Mastering Stock Splits: What Investors Need to Know
Mastering Stock Splits: What Investors Need to Know

Have you ever wondered how a company can suddenly double the number of its shares overnight? Well, it's all thanks to something called a stock split! Let's dive into this common occurrence in investing and understand why it's essential for investors like you to be aware of it.

So, what exactly is a stock split?

Simply put, a stock split happens when a company increases the number of its outstanding shares without changing its overall market value. Here's the scoop on what you need to know about them:

Share Price and Number of Shares: During a stock split, the share price decreases, but the total number of shares increases. For example, if a company does a 2-for-1 split, each shareholder would receive two shares for every one share they owned before the split.

Affordability and Liquidity: Stock splits make shares more affordable and liquid for everyday investors. Imagine if one share of a company costs ₹2,000, which might be out of reach for many investors. By splitting the shares, the price becomes more accessible, making it easier for more people to buy and sell them.

No Change in Company Value: It's crucial to understand that a stock split doesn't change the overall value of the company. It merely adjusts the number of shares outstanding and their individual prices.

Let's break it down with an example:

Imagine you own 50 shares of a company valued at ₹100 each. If the company decides to do a 2-for-1 stock split, you would now have 100 shares, but the price per share would be ₹50 instead of ₹100. So, although you have more shares, the total value of your investment remains the same.

But what about a reverse stock split?

A reverse stock split is the opposite of a regular split. Instead of increasing the number of shares, it decreases them while increasing the price per share.
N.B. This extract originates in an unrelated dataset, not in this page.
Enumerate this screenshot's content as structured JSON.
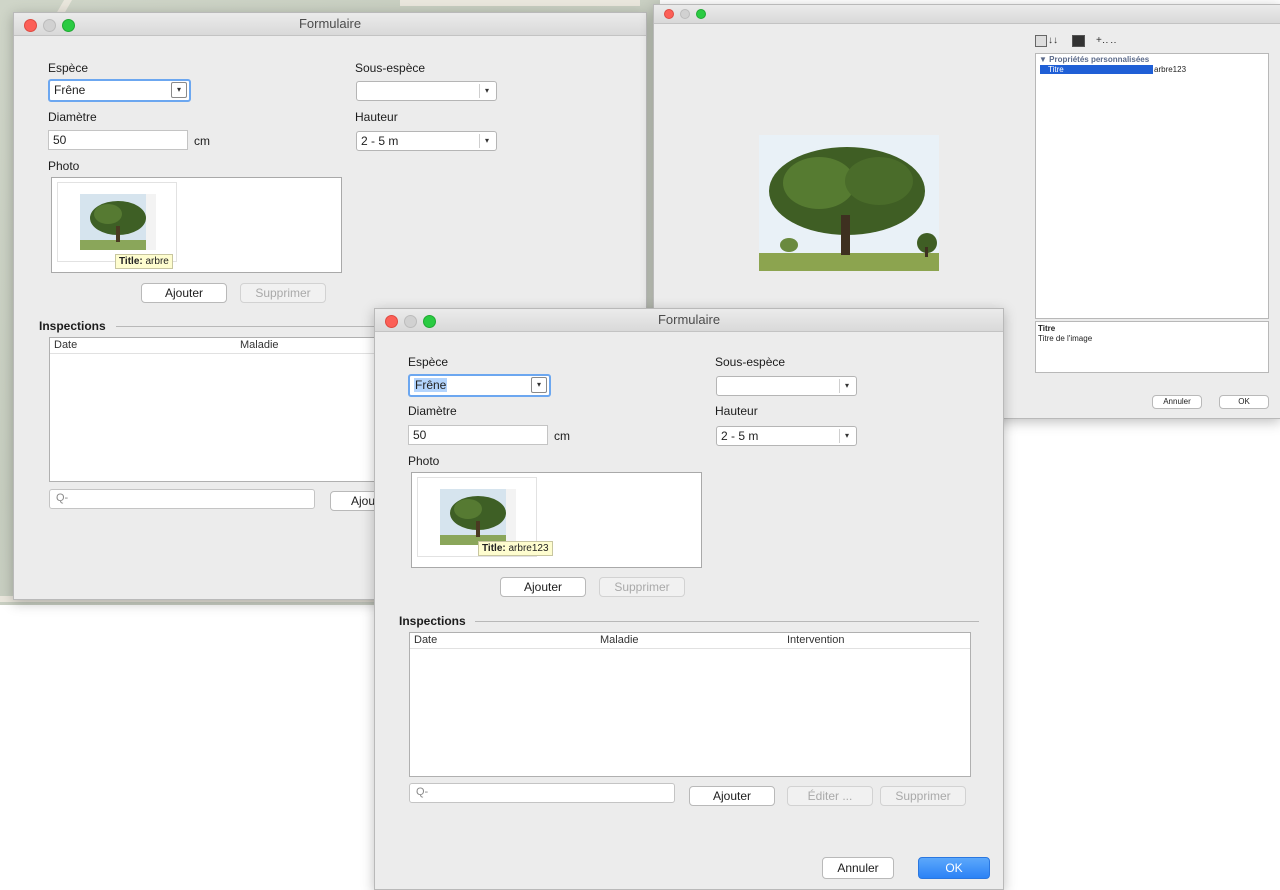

This can make the company's shares appear more valuable, attracting investors who prefer higher-priced stocks.

For example, a company with shares valued at ₹1 each might do a reverse 5-for-1 split. After the split, the share price would be ₹5, but there would only be 1/5 as many shares available on the market.

Stock splits are a common phenomenon in the world of investing, aimed at making shares more accessible to a wider range of investors. Whether it's a regular split to lower share prices or a reverse split to increase them, understanding these dynamics is crucial for navigating the stock market effectively.

So, keep an eye out for stock splits in companies you're interested in, and remember that they're just another piece of the puzzle in your journey to financial success!